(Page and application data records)

··········

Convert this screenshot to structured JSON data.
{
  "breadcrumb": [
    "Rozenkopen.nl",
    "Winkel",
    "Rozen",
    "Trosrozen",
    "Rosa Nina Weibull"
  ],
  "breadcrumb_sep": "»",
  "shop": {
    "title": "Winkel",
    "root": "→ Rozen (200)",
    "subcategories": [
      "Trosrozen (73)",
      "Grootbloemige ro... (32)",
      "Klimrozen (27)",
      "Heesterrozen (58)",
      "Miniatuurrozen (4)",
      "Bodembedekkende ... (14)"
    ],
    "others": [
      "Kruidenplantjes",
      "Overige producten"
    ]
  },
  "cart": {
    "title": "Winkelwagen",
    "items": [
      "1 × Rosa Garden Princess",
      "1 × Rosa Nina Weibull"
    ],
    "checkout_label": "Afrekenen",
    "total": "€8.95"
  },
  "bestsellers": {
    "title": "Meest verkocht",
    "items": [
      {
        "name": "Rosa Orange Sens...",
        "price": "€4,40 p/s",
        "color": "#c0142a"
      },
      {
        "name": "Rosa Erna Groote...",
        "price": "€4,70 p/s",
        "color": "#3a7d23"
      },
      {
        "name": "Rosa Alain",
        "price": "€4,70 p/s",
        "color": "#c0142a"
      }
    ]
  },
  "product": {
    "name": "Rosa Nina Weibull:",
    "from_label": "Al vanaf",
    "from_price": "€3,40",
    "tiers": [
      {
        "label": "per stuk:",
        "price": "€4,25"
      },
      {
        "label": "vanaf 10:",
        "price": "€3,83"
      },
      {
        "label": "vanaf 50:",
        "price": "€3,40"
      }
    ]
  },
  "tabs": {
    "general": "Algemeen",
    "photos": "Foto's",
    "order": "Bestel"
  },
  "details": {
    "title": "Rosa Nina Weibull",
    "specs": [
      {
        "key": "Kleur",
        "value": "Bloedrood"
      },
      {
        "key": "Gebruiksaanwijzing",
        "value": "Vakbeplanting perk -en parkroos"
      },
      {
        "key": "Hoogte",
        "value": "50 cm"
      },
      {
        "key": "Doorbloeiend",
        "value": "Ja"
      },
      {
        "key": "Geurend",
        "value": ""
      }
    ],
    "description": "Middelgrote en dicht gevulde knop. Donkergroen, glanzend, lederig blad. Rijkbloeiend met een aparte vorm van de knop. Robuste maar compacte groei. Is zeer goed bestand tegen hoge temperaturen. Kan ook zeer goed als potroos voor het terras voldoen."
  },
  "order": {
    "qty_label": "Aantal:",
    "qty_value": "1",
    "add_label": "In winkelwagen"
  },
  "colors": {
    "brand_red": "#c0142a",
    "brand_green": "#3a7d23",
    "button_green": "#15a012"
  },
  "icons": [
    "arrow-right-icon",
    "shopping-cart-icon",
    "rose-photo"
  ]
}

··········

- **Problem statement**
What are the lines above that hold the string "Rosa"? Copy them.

- **Task output**
    "Rosa Nina Weibull"
      "1 × Rosa Garden Princess",
      "1 × Rosa Nina Weibull"
        "name": "Rosa Orange Sens...",
        "name": "Rosa Erna Groote...",
        "name": "Rosa Alain",
    "name": "Rosa Nina Weibull:",
    "title": "Rosa Nina Weibull",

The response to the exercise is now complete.